In this lean market, when is the right time to stop jumping through the hoops? Recently, I had discovered someone that I thought to be a promising lead, and I believed they would become a buyer. This person was out of my state and I had never met them face to face. They called me after receiving a "Just Listed" letter that I had sent out. The potential client informed me that they had been speaking with other agents in the area, but had no agency agreement with anyone. In the brief time that we had communicated, they informed me that they liked my approach and style better than all of the others that they had spoken with. This potential also informed me that they wanted no contracts or to have to sign anything. As you probably realize, this sent up a huge red flag. I tried to work with this potential, with intentions to ease into a buyer's agreement. They wanted to look at fixer uppers and foreclosures priced with quick earned equity in mind. Good Luck.....Right? I tried to avoid the foreclosures as they were interested in pre-bank owned with no listing - therefore no-one to pay a commission. Red Flag #2!! I emailed listings as described including one in particular that they said to send. After several days of emails and communicating on the phone, they mentioned wanting to make an offer on the listing that they specified in particular. I said great and asked if they would be interested in seeing the inside since they had not seen it. Being out of state, it was not possible for the direct contact without making a big trip. Luckily the son was local and I suggested showing him and letting him relay back. I also emailed "Working with Real Estate Agents" brochure which by law needs to be provided at first sustantial contact. I would say proposing to make an offer was substantial enough for me. This created a problem for this potential client. They didn't want to sign anything. I thought about this in depth for a couple of days. As a result I handed the lead to someone who is working closely with foreclosures. I wondered if I made a mistake at first, but after more thinking I don't see how I could have handled it any differently and still be operating ethically and within the law. Looking back, This potential client could have kicked me to the curb at anytime after rendering my services. It was a one-sided relationship. I didn't gain any wealth in this episode, but I gained knowledge - and I'll take it!

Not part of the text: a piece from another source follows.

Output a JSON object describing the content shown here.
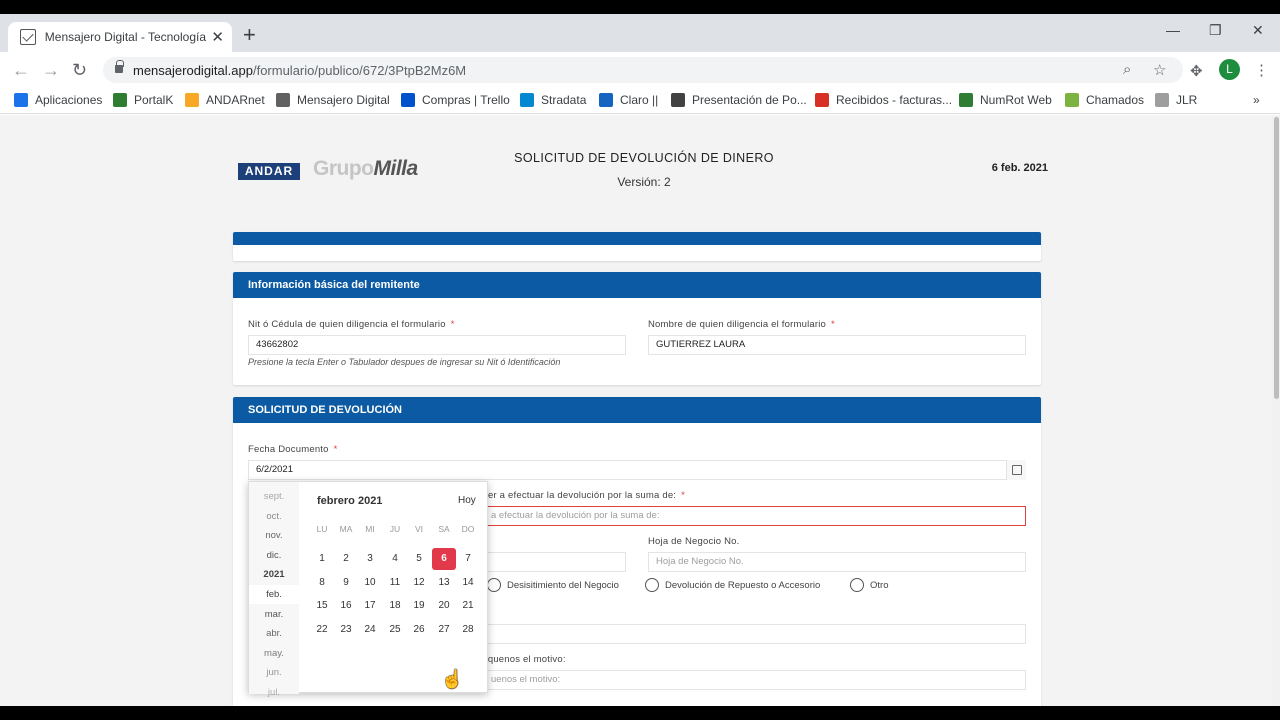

Comments (5)

LaNita Cates
REMAX - Aurora, IL
WOW. I've learned already not to jump through hoops. It's strange that realtors will do this for strangers but not usually for friends or family! I'm learning to say "this is how I run my business" and stay firm.
Jan 17, 2008 07:17 AM
Bethany Little
Whitworth Builders Realty, Inc. - Navarre, FL

You did the smart thing.  You'll possibly get a referral fee from the other agent (I hope that's how you worked it out), and you won't have to worry about this buyer using you.  That is the danger when working with some investors.  There are some "Get Rich in Real Estate" programs that teach their clients to hook up with a Realtor in order to get CMA's and listings sent to them on preforeclosure and foreclosure properties.  But to contact the owner directly regarding an offer. 

It sounds to me like that investor was buttering you up.  They had probably been through several Realtors who told them "No Thanks". 

Jan 17, 2008 07:27 AM
Rich Pearson
Century 21 Nachman Realty - Kitty Hawk, NC
Thanks for the input. I agree with you LaNita and Bethany. I tasted butter almost the whole time.
Jan 17, 2008 07:32 AM
This reminds me of the Jerry McGuire scene where Cushman's dad says my word is "stronger than oak" and you know what happened in the movie.  I hope for your sake this is not the case and you can get a referral.
Jan 17, 2008 07:35 AM
Rich Pearson
Century 21 Nachman Realty - Kitty Hawk, NC

As they say: "If it sounds too good to be true.....it probably is." And a big yes on the referral. Thanks

Jan 17, 2008 07:38 AM